I shook my head. I'd never been able to get through to him. "They won't care. You're threatening they're existence. They'll try anything, now. They'll go after Vermillion. They'll target the scientists working for you." He wasn't listening. "Call off the diamond production." Ali snorted and shot me a dubious look. "It's a sideshow. Any government in the world would back you." I grabbed him by the shoulders. Ali flinched and pulled back, but I had the wool of his jacket curled tightly in my fingers. I pulled him toward me. "Ali, you're risking your life. You could die."

His narrowed his eyes, and I saw the crow's feet again. His lips curled in something close to a smile.

"C'mon, Beedie," he said finally. "I died twelve years ago." He held my gaze for a moment, then lowered his eyes.

Ali had known how dangerous the cartel was. He did it anyway. Because he'd read my article. Because Penny had died and he'd read my article. Damn.

"I tried calling," he said quietly. "After the funeral, I tried calling."

"I know. I never answered."

"She never stopped. Caring about you. Neither did I."

I downed the last of my drink. "I know."

Ali stood. He put on his coat, and offered his hand. I took it gladly. "Bye, Beedie. It was nice seeing you again."

We both smiled. He looked tired and, for a moment, beaten. But then he turned back and winked, and the bright old Ali returned, and he whistled as he strode out the door.

The police discovered his car by the side of the road early the following week. It had been raining. His car had been speeding. They were investigating the possibility his driver had been drunk. Executives at Vermillion didn't comment on what Ali's death meant for the direction of the company, or his carbon capture initiative. They talked about how important his vision had been, how difficult it would be to replace him. I held out hopes they'd continue the project, but I had my doubts. Without the force of Ali's personality behind it, I suspected it would be shelved. But I'm a suspicious person by nature, and my doubts are often unjustified.

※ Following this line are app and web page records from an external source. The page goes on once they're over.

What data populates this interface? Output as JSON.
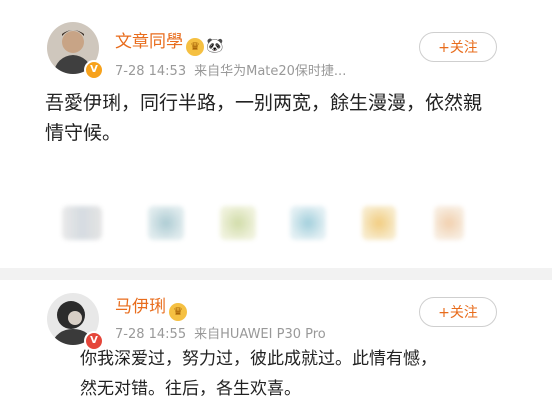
{
  "posts": [
    {
      "author": "文章同學",
      "time": "7-28 14:53",
      "source": "来自华为Mate20保时捷...",
      "follow_label": "+关注",
      "content_lines": [
        "吾愛伊琍，同行半路，一别两宽，餘生漫漫，依然親",
        "情守候。"
      ],
      "verified_color": "#f7a21c",
      "badge_icon": "gold-medal-icon",
      "extra_icon": "panda-icon"
    },
    {
      "author": "马伊琍",
      "time": "7-28 14:55",
      "source": "来自HUAWEI P30 Pro",
      "follow_label": "+关注",
      "content_lines": [
        "你我深爱过，努力过，彼此成就过。此情有憾，",
        "然无对错。往后，各生欢喜。"
      ],
      "verified_color": "#e5463a",
      "badge_icon": "gold-medal-icon"
    }
  ],
  "colors": {
    "name": "#e86c1c",
    "meta": "#999999",
    "text": "#222222",
    "separator": "#f2f2f2"
  }
}
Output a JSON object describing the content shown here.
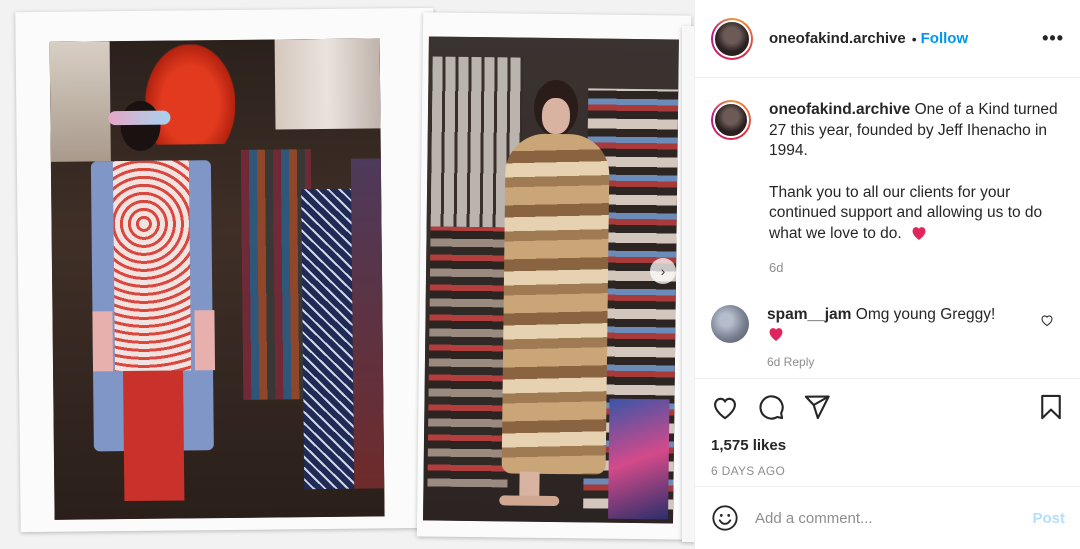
{
  "post": {
    "username": "oneofakind.archive",
    "follow_label": "Follow",
    "more_label": "•••",
    "caption_p1": "One of a Kind turned 27 this year, founded by Jeff Ihenacho in 1994.",
    "caption_p2": "Thank you to all our clients for your continued support and allowing us to do what we love to do.",
    "caption_time": "6d",
    "likes": "1,575 likes",
    "date": "6 DAYS AGO"
  },
  "comments": [
    {
      "username": "spam__jam",
      "text": "Omg young Greggy!",
      "meta": "6d  Reply"
    }
  ],
  "composer": {
    "placeholder": "Add a comment...",
    "post_label": "Post"
  },
  "colors": {
    "link": "#0095f6",
    "post_disabled": "#b2dffc",
    "heart": "#e0245e"
  }
}
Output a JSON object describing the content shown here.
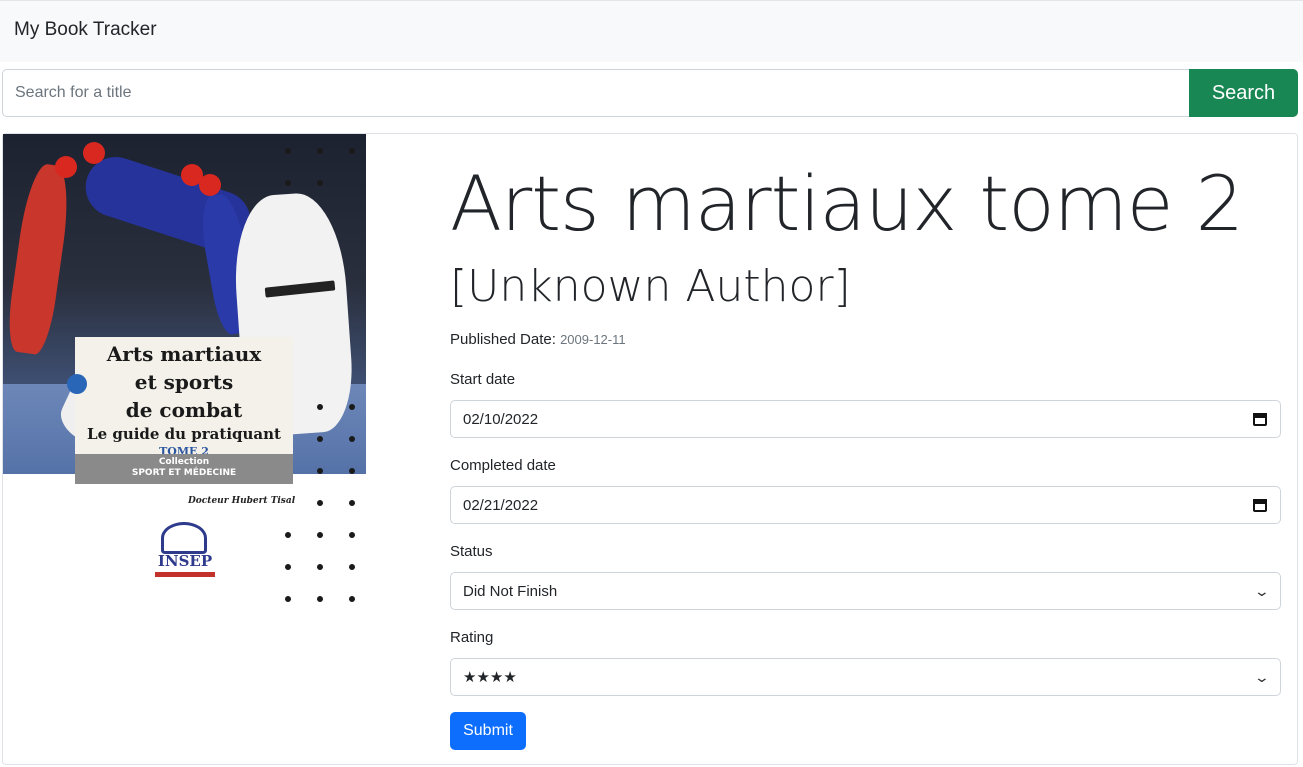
{
  "navbar": {
    "brand": "My Book Tracker"
  },
  "search": {
    "placeholder": "Search for a title",
    "value": "",
    "button_label": "Search"
  },
  "cover": {
    "title_line1": "Arts martiaux",
    "title_line2": "et sports",
    "title_line3": "de combat",
    "subtitle": "Le guide du pratiquant",
    "volume": "TOME 2",
    "collection": "Collection",
    "collection_name": "SPORT ET MÉDECINE",
    "author": "Docteur Hubert Tisal",
    "publisher_logo": "INSEP"
  },
  "book": {
    "title": "Arts martiaux tome 2",
    "author": "[Unknown Author]",
    "published_label": "Published Date:",
    "published_value": "2009-12-11"
  },
  "form": {
    "start_label": "Start date",
    "start_value": "02/10/2022",
    "completed_label": "Completed date",
    "completed_value": "02/21/2022",
    "status_label": "Status",
    "status_value": "Did Not Finish",
    "rating_label": "Rating",
    "rating_value": "★★★★",
    "submit_label": "Submit"
  },
  "icons": {
    "calendar": "calendar-icon",
    "chevron": "chevron-down-icon"
  },
  "colors": {
    "search_button": "#198754",
    "submit_button": "#0d6efd",
    "navbar_bg": "#f8f9fa"
  }
}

Sproiles wanted to assign it to another reporter, but I insisted on writing his obit myself.